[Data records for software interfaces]
***

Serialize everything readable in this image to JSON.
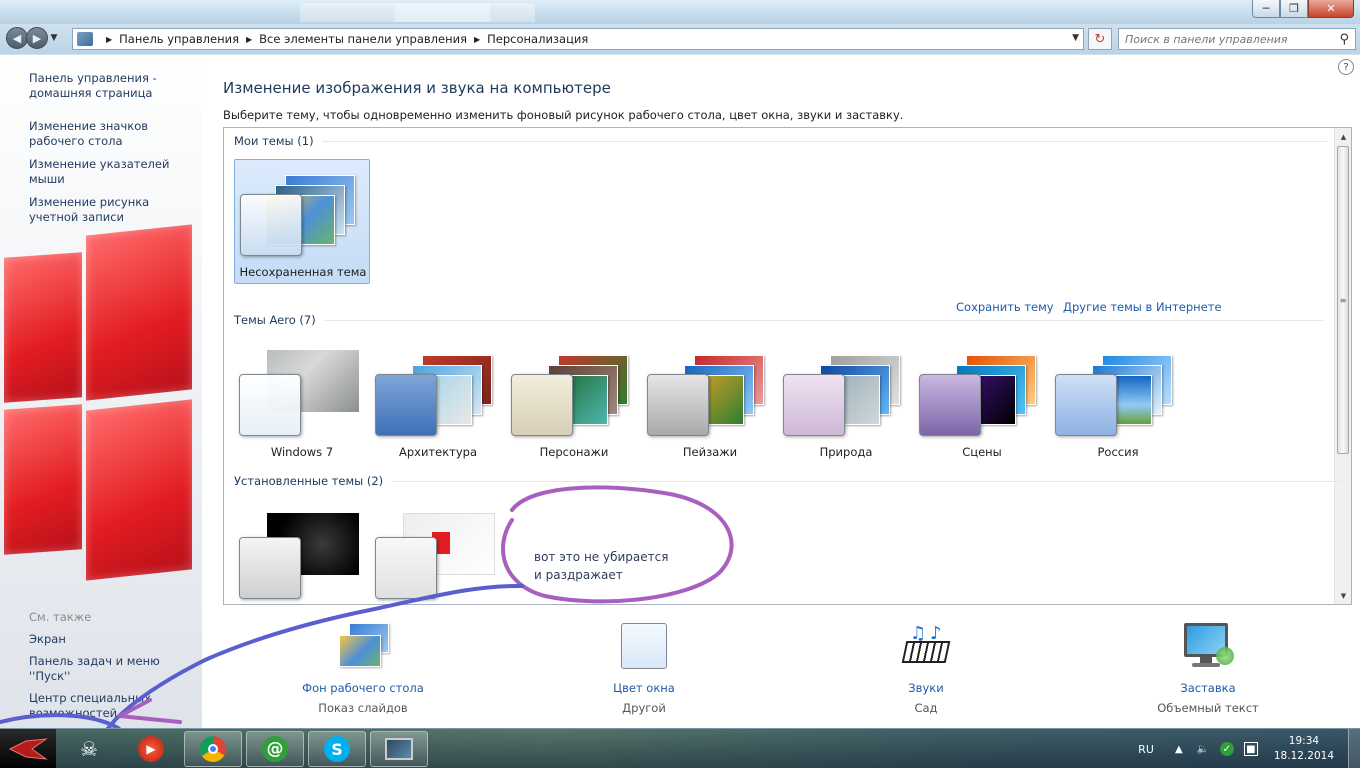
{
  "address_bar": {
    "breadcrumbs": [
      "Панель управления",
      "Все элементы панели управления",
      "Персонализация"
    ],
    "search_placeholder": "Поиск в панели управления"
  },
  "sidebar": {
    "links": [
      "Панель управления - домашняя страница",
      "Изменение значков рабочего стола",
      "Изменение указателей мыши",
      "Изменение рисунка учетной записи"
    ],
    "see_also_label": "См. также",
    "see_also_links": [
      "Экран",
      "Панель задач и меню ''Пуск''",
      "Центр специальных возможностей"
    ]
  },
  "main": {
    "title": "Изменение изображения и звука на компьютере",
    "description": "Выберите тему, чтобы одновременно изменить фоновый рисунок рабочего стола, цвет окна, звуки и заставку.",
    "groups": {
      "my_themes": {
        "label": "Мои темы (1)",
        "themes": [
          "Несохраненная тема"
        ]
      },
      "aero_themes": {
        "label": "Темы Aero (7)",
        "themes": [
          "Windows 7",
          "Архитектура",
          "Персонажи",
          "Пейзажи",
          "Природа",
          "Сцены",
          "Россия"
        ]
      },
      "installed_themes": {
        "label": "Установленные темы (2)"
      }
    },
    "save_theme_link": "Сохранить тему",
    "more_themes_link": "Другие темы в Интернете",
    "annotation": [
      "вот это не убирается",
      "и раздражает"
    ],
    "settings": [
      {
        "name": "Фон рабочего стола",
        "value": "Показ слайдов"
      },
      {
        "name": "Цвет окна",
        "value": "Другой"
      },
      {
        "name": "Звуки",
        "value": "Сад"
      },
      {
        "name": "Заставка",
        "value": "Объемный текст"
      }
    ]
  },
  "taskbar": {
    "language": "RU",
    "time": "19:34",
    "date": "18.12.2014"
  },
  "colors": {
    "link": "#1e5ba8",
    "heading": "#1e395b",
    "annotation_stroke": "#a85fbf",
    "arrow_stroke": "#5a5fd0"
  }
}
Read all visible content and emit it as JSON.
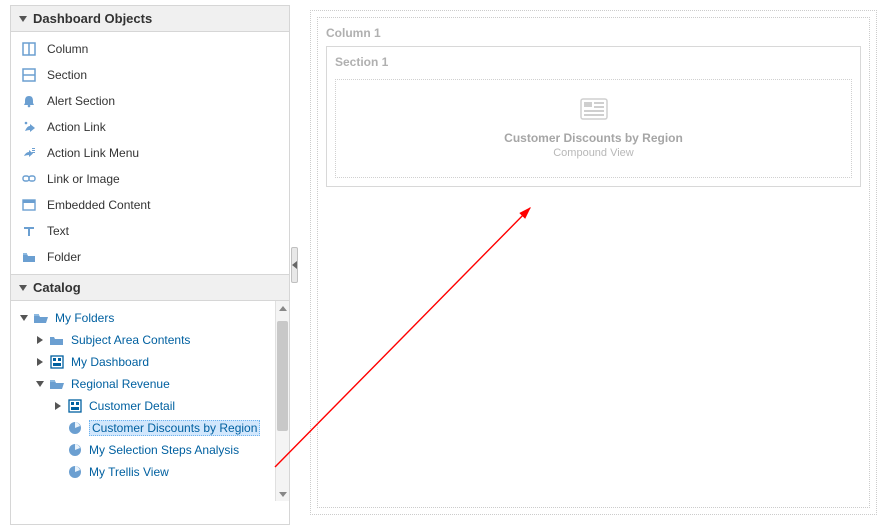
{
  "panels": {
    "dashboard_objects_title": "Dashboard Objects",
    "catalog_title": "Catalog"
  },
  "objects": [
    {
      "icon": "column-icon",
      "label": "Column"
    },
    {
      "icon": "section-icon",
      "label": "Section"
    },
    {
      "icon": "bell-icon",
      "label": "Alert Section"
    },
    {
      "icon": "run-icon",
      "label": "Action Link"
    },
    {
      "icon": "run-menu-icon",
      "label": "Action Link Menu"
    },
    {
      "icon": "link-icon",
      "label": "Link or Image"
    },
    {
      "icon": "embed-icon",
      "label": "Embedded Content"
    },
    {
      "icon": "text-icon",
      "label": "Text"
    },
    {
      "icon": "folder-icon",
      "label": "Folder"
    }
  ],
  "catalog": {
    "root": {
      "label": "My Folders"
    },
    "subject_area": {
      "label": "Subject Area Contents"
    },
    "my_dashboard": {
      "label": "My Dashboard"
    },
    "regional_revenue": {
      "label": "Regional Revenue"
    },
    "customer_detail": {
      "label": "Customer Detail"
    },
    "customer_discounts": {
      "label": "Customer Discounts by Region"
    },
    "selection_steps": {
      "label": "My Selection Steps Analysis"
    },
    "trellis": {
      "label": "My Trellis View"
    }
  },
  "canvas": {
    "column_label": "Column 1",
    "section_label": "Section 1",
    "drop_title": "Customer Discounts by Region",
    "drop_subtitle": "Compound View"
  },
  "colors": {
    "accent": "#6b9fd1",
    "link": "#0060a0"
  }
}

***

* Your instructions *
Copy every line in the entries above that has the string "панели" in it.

* Exercise response *
      "Все элементы панели управления",
    "search_placeholder": "Поиск в панели управления"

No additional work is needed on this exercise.